Felipe Castelblanco is a multidisciplinary Colombian/American artist working at the intersection of socially engaged and Media art. His work explores participation, institutional forms and new frontiers of public space, enabling coexistent encounters between unlikely audiences. His work has been exhibited at museums, galleries and festivals in Europe, Asia, North and South America, including the Quebec Biennial (Canada, 2019) and the Queens International (New York, 2016). Felipe Castelblanco holds an MFA from Carnegie Mellon University (USA) and is currently a PhD Candidate at the ECAM Graduate School at the HGK in Basel and the University of the Arts Linz. He has been the recipient of several international awards, including the Starr Fellowship at the Royal Academy of Arts in London (UK, 2015) and the Robert Rauschenberg Foundation Residency (USA, 2018). In 2014 he served as a Cultural Emissary for the U.S. State Department to the Philippines.
João Enxuto and Erica Love
João Enxuto and Erica Love are artists and writers collaborating on projects about how new technologies reshape work, institutions, and economies connected to Contemporary Art. Together they were fellows at the Whitney Museum Independent Study Program for 2012-2013. They have presented work at the Centre Pompidou, Whitney Museum of Art, the New Museum, Anthology Film Archives, Walker Art Center, and other international venues. Enxuto and Love's writing has appeared in Art in America, Mousse Magazine, Walker Artist Op-Eds, Wired Magazine, X-TRA Contemporary Art Quarterly, and elsewhere. They were awarded a Creative Capital Andy Warhol Foundation Arts Writers Grant in 2017 and they are currently working on a film project about the future of creative labor in the cities where they currently live and work.

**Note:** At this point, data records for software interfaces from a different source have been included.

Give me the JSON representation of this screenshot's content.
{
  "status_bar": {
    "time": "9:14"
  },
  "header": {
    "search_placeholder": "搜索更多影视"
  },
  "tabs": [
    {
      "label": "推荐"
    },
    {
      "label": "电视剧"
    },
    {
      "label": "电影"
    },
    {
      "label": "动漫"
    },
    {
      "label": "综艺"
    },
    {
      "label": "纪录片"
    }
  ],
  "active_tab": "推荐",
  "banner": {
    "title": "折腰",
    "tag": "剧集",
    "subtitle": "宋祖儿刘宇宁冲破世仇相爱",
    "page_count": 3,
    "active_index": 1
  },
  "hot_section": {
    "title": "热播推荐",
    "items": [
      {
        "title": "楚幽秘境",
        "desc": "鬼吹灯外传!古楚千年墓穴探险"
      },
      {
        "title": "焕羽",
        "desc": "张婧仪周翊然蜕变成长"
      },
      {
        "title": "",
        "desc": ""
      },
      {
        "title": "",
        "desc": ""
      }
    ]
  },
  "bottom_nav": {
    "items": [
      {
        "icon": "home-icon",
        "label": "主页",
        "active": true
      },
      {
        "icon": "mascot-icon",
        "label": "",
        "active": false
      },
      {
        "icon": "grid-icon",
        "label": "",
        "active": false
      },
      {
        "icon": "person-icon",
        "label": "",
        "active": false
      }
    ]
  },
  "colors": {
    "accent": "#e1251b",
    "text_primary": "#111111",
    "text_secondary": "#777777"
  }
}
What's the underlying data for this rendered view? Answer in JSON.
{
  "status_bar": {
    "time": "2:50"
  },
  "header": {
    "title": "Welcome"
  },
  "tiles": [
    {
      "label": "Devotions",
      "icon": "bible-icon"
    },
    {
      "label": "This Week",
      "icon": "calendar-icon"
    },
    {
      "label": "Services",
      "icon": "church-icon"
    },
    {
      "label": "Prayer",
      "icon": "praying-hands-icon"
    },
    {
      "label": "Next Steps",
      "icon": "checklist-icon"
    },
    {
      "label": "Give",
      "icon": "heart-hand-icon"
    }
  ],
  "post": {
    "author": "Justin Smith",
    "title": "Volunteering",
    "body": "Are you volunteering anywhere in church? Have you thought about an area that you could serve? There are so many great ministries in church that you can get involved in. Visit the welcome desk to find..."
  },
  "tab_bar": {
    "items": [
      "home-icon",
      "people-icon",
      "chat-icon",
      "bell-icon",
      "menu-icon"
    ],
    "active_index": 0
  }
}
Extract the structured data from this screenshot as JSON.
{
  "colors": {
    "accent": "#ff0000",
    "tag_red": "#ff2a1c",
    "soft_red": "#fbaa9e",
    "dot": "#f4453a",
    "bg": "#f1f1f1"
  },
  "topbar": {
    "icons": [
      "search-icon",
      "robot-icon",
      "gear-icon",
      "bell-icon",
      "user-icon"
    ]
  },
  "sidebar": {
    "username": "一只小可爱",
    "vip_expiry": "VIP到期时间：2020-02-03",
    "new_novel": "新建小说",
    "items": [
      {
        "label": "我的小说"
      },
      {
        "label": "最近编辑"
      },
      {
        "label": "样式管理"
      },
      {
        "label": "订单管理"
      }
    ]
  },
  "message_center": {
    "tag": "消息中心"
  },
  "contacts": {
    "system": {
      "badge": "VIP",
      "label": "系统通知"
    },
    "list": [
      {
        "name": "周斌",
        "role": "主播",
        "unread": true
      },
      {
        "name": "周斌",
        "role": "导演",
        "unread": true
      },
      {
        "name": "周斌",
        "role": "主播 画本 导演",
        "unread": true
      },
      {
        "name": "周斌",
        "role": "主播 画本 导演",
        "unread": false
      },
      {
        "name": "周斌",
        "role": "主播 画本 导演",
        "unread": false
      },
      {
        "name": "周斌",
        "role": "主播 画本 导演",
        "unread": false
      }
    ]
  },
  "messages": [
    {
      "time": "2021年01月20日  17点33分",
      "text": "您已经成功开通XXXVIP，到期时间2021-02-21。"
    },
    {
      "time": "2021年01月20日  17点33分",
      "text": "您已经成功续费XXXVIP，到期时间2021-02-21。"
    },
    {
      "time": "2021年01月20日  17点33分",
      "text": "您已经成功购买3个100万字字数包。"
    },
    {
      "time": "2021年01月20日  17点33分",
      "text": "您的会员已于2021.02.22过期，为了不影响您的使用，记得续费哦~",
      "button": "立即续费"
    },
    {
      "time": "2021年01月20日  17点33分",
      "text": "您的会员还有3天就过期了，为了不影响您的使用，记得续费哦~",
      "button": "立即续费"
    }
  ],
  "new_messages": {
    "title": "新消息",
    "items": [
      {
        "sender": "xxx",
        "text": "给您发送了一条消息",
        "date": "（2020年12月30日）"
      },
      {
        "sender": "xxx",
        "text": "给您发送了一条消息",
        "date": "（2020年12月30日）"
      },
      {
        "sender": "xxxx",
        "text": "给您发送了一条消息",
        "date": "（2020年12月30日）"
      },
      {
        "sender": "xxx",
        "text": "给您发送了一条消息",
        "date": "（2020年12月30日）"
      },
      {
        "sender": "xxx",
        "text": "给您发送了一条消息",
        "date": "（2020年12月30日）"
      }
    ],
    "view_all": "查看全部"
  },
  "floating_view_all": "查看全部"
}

Olivia Abächerli is researching the political potential of “intimate fiction”, practicing proto-archaeological fieldwork, and examining where the utopic tilts into the dystopic, or the other way around. Proceeding from drawing as a tool of invention, projects develop into more complex narratives, a practice of layering film and animation, abstract organisational forms or support structures. Used media are often simultaneously analog and digital, e.g. coding, metal, plasticine, internet radio, wood and plants. In 2018, she was awarded the Unterwaldner Preis für bildende Kunst. Abächerli has exhibited in project spaces in Athens (GRC) and Arnhem (NL) and in various spaces in Switzerland, e.g. Museum Langmatt (Baden), Kunsthalle Luzern, Nidwaldner Museum, Kunsthaus Langenthal or Shedhalle Zug.
Tracy Jeanne Rosenthal
Tracy Jeanne Rosenthal writes essays about art, satire about Los Angeles, and opinions about housing justice, which you can find in Art in America, FENCE, and the L.A. Times. She is the editor of Art Los Angeles, a biannual newsprint publication on the words in its title. She co-founded the L.A. Tenants Union and authors the widely-shared Two-Evils Voting Guides for local and national elections. She's currently working on a novella about a mall you can live in, and a book of essays called Little World Machine.
Aarti Sunder is interested in ideas that create the subject: technology, economy, and experience; how we relate to and how these ideas make us. She recently shared her ideas around artist congregation and need for renewed solidarities at the Bangkok Biennale this year and at Tate's Imagined Biennales conference. She was a fellow at Ashkal Alwan's Home Workspace Program in 2016/17 and at Art Dubai in 2017/18. She is the recipient of several fellowships including SARAI City as Studio fellowship for Contemporary Art, Inlaks Shivdasani Foundation-ISCP Residency Scholarship and the Dutch ArtEZ two-year education scholarship. She will be a resident artist at Alserkal in 2019 and will also be studying the technology-human interface at MIT over the coming years.